[Data listing]

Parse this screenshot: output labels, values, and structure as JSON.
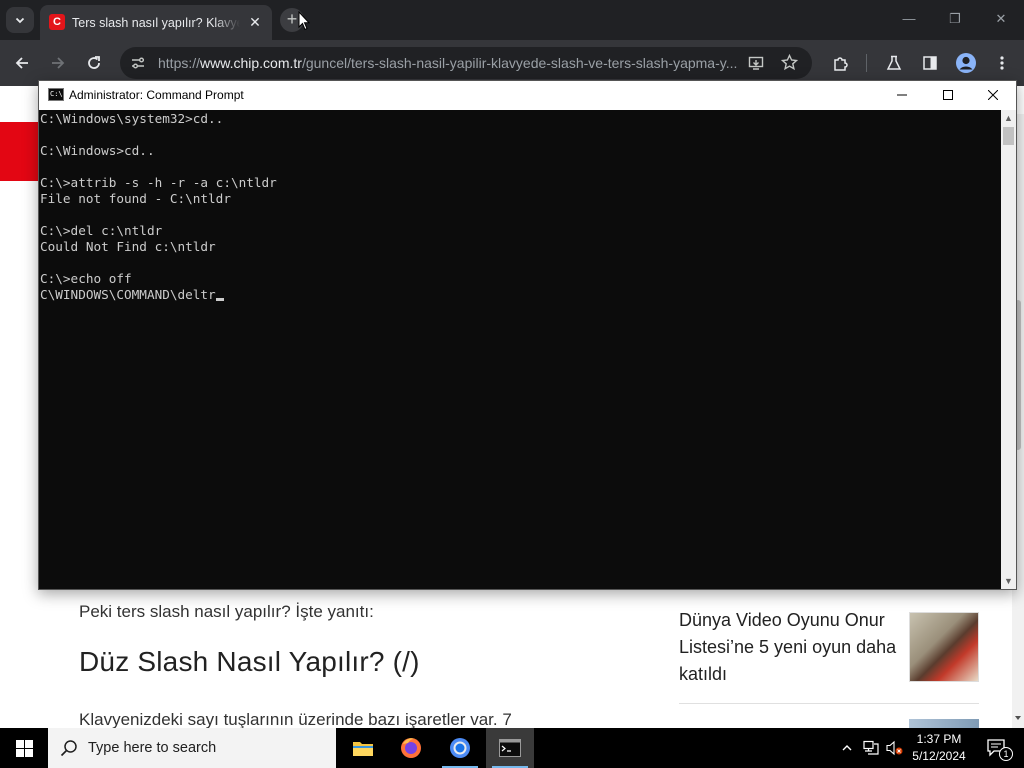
{
  "browser": {
    "tab": {
      "title": "Ters slash nasıl yapılır? Klavyede slash ve ters slash yapma yöntemleri"
    },
    "url_scheme": "https://",
    "url_host": "www.chip.com.tr",
    "url_path": "/guncel/ters-slash-nasil-yapilir-klavyede-slash-ve-ters-slash-yapma-y..."
  },
  "page": {
    "lead": "Peki ters slash nasıl yapılır? İşte yanıtı:",
    "heading": "Düz Slash Nasıl Yapılır? (/)",
    "body": "Klavyenizdeki sayı tuşlarının üzerinde bazı işaretler var. 7",
    "sidebar_card": "Dünya Video Oyunu Onur Listesi’ne 5 yeni oyun daha katıldı"
  },
  "cmd": {
    "title": "Administrator: Command Prompt",
    "lines": [
      "C:\\Windows\\system32>cd..",
      "",
      "C:\\Windows>cd..",
      "",
      "C:\\>attrib -s -h -r -a c:\\ntldr",
      "File not found - C:\\ntldr",
      "",
      "C:\\>del c:\\ntldr",
      "Could Not Find c:\\ntldr",
      "",
      "C:\\>echo off",
      "C\\WINDOWS\\COMMAND\\deltr"
    ]
  },
  "taskbar": {
    "search_placeholder": "Type here to search",
    "time": "1:37 PM",
    "date": "5/12/2024",
    "notification_count": "1"
  },
  "colors": {
    "chrome_dark": "#202124",
    "chrome_toolbar": "#35363a",
    "chip_red": "#e30613",
    "cmd_bg": "#0c0c0c",
    "cmd_text": "#cccccc"
  }
}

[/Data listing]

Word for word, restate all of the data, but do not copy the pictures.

_Response_
Parse this screenshot: output labels, values, and structure as JSON.
{
  "browser": {
    "tab": {
      "title": "Ters slash nasıl yapılır? Klavyede slash ve ters slash yapma yöntemleri"
    },
    "url_scheme": "https://",
    "url_host": "www.chip.com.tr",
    "url_path": "/guncel/ters-slash-nasil-yapilir-klavyede-slash-ve-ters-slash-yapma-y..."
  },
  "page": {
    "lead": "Peki ters slash nasıl yapılır? İşte yanıtı:",
    "heading": "Düz Slash Nasıl Yapılır? (/)",
    "body": "Klavyenizdeki sayı tuşlarının üzerinde bazı işaretler var. 7",
    "sidebar_card": "Dünya Video Oyunu Onur Listesi’ne 5 yeni oyun daha katıldı"
  },
  "cmd": {
    "title": "Administrator: Command Prompt",
    "lines": [
      "C:\\Windows\\system32>cd..",
      "",
      "C:\\Windows>cd..",
      "",
      "C:\\>attrib -s -h -r -a c:\\ntldr",
      "File not found - C:\\ntldr",
      "",
      "C:\\>del c:\\ntldr",
      "Could Not Find c:\\ntldr",
      "",
      "C:\\>echo off",
      "C\\WINDOWS\\COMMAND\\deltr"
    ]
  },
  "taskbar": {
    "search_placeholder": "Type here to search",
    "time": "1:37 PM",
    "date": "5/12/2024",
    "notification_count": "1"
  },
  "colors": {
    "chrome_dark": "#202124",
    "chrome_toolbar": "#35363a",
    "chip_red": "#e30613",
    "cmd_bg": "#0c0c0c",
    "cmd_text": "#cccccc"
  }
}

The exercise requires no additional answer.